In order to complete the illusion for the authorities, Jimmy decides that poor old Pryce must actually make a squat cobbler video for the police to find. We don’t see it — we don’t even see Pryce’s reaction to the idea — but Jimmy gloats to Kim about making it as they share an extra pie. Kim, wearing Jimmy’s University of American Samoa sweatshirt and pretty much nothing else, laughs along with him at first, until Jimmy admits that he made the video. Kim points out that doing so is creating false evidence, a serious offense that could get him disbarred. The mood gets quieter. She finally says, “Don’t tell me about things like that again.”
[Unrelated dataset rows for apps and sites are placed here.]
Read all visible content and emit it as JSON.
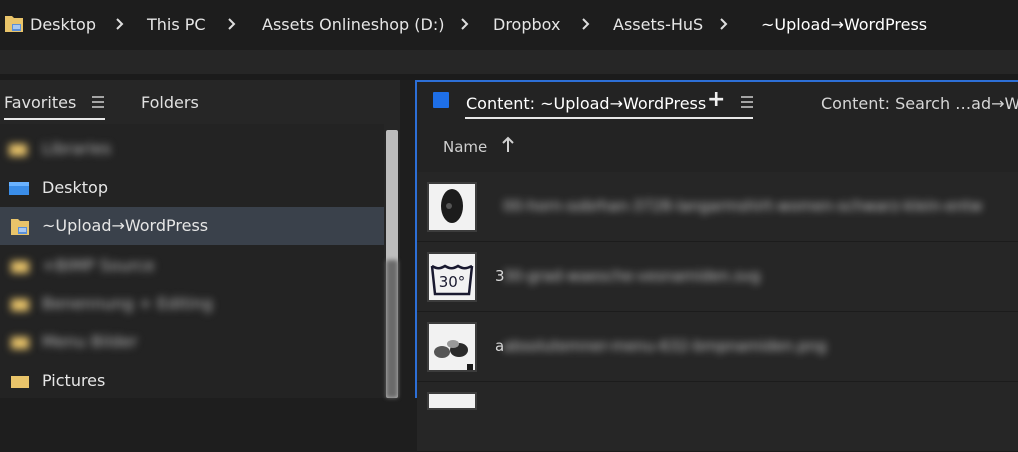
{
  "breadcrumb": {
    "items": [
      "Desktop",
      "This PC",
      "Assets Onlineshop (D:)",
      "Dropbox",
      "Assets-HuS",
      "~Upload→WordPress"
    ]
  },
  "left_panel": {
    "tabs": [
      "Favorites",
      "Folders"
    ],
    "tree": [
      {
        "label": "Libraries",
        "blurred": true
      },
      {
        "label": "Desktop",
        "blurred": false
      },
      {
        "label": "~Upload→WordPress",
        "blurred": false,
        "selected": true
      },
      {
        "label": "+BIMP Source",
        "blurred": true
      },
      {
        "label": "Benennung + Editing",
        "blurred": true
      },
      {
        "label": "Menu Bilder",
        "blurred": true
      },
      {
        "label": "Pictures",
        "blurred": false
      }
    ]
  },
  "right_panel": {
    "active_tab": "Content: ~Upload→WordPress",
    "second_tab": "Content: Search …ad→Wor",
    "column_name": "Name",
    "files": [
      {
        "prefix": "",
        "name": "00-horn-sobrhan-3728-langarmshirt-women-schwarz-klein-entw"
      },
      {
        "prefix": "3",
        "name": "30-grad-waesche-vesnamiden.svg"
      },
      {
        "prefix": "a",
        "name": "absolutemner-menu-632-bmpnamiden.png"
      }
    ]
  },
  "colors": {
    "accent": "#2d6fd6",
    "selected_row": "#3a414b",
    "background": "#1e1e1e"
  }
}
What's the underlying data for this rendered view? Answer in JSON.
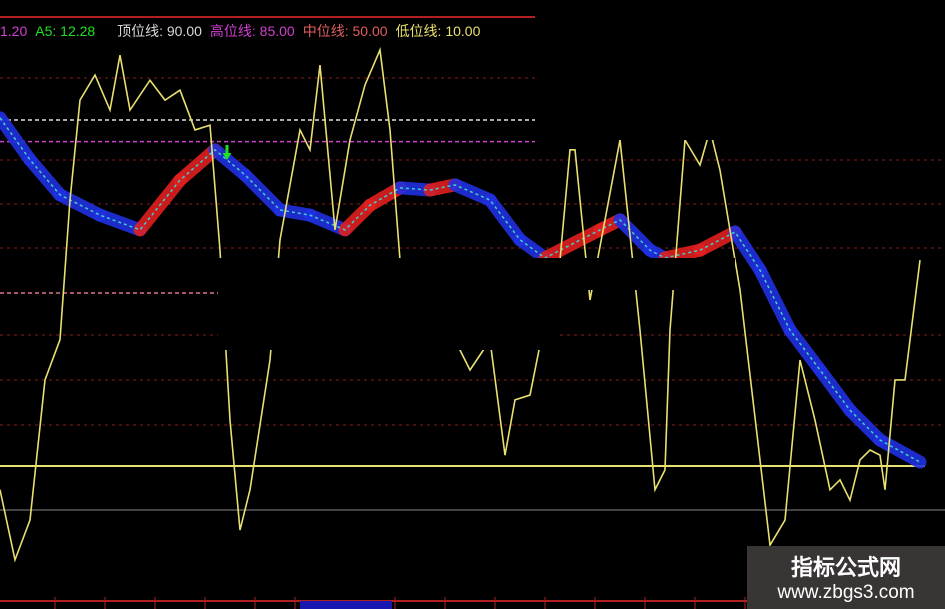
{
  "legend": {
    "a4_fragment": "1.20",
    "a5": "A5: 12.28",
    "top_line": "顶位线: 90.00",
    "high_line": "高位线: 85.00",
    "mid_line": "中位线: 50.00",
    "low_line": "低位线: 10.00"
  },
  "watermark": {
    "title": "指标公式网",
    "url": "www.zbgs3.com"
  },
  "colors": {
    "yellow": "#e8e070",
    "red": "#e02020",
    "blue": "#2030e0",
    "cyan": "#40d0d0",
    "magenta": "#d040d0",
    "white": "#e0e0e0",
    "green": "#20e020"
  },
  "chart_data": {
    "type": "line",
    "title": "",
    "ylim": [
      -23,
      106
    ],
    "reference_lines": [
      {
        "name": "顶位线",
        "value": 90,
        "style": "white-dashed"
      },
      {
        "name": "高位线",
        "value": 85,
        "style": "magenta-dashed"
      },
      {
        "name": "中位线",
        "value": 50,
        "style": "pink-dashed"
      },
      {
        "name": "低位线",
        "value": 10,
        "style": "yellow-solid"
      }
    ],
    "series": [
      {
        "name": "oscillator",
        "color": "yellow",
        "x": [
          0,
          3,
          6,
          9,
          12,
          14,
          16,
          19,
          22,
          24,
          26,
          30,
          33,
          36,
          39,
          42,
          44,
          46,
          48,
          50,
          54,
          56,
          60,
          62,
          64,
          67,
          70,
          73,
          76,
          78,
          80,
          92,
          94,
          98,
          101,
          103,
          106,
          109,
          112,
          114,
          115,
          118,
          124,
          128,
          131,
          133,
          134,
          137,
          140,
          142,
          144,
          148,
          152,
          154,
          157,
          160,
          163,
          166,
          168,
          170,
          172,
          174,
          176,
          177,
          179,
          181,
          184
        ],
        "values": [
          4.5,
          -11.7,
          -2.5,
          29.9,
          39.2,
          71.5,
          94.6,
          100.4,
          92.3,
          105,
          92.3,
          99.2,
          94.6,
          96.9,
          87.7,
          88.8,
          59.9,
          20.6,
          -4.8,
          4.5,
          34.5,
          62.3,
          87.7,
          83.1,
          102.7,
          64.6,
          85.4,
          98.1,
          106.2,
          87.7,
          57.6,
          36.8,
          32.2,
          39.1,
          12.5,
          25.3,
          26.4,
          43.8,
          57.6,
          83.1,
          83.1,
          48.4,
          85.4,
          41.4,
          4.5,
          9.1,
          41.4,
          85.4,
          79.6,
          87.7,
          78.4,
          50.7,
          11.4,
          -8.3,
          -2.5,
          34.5,
          20.6,
          4.5,
          6.8,
          2.1,
          11.4,
          13.7,
          12.5,
          4.5,
          29.9,
          29.9,
          57.6
        ]
      },
      {
        "name": "band",
        "color": "red-rising/blue-falling",
        "x": [
          0,
          6,
          12,
          20,
          28,
          36,
          43,
          49,
          56,
          62,
          69,
          74,
          80,
          86,
          91,
          98,
          104,
          109,
          120,
          124,
          130,
          133,
          140,
          147,
          152,
          158,
          164,
          170,
          176,
          184
        ],
        "values": [
          90.5,
          80.8,
          72.7,
          68,
          64.6,
          76.1,
          83.1,
          77.3,
          69.2,
          68,
          64.6,
          70.3,
          74.3,
          73.8,
          75,
          71.5,
          62.3,
          58.1,
          64.6,
          66.9,
          59.9,
          58.1,
          59.9,
          64.1,
          55.3,
          41.4,
          32.2,
          22.9,
          16,
          10.9
        ]
      }
    ],
    "annotations": [
      {
        "type": "sell-arrow",
        "x": 45
      }
    ]
  }
}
And therein lies the moment, it seems, when Jimmy realizes he can’t be with Kim forever, because he can’t be completely honest with her. Kim says “No” to Jimmy so rarely that, coming from her, it gives him pause, but let’s face it: Jimmy loved who he was in that interrogation room. It was the part he was born to play. It’s his favourite version of Jimmy. But it isn’t Kim’s. There doesn’t seem to be enough room in the world for Kim Wexler and Saul Goodman. Eventually Jimmy will have to make a choice, and of course, we all know what choice he makes. It’s just one of the many tragic clouds gathering in the sunny New Mexico skies of Better Call Saul.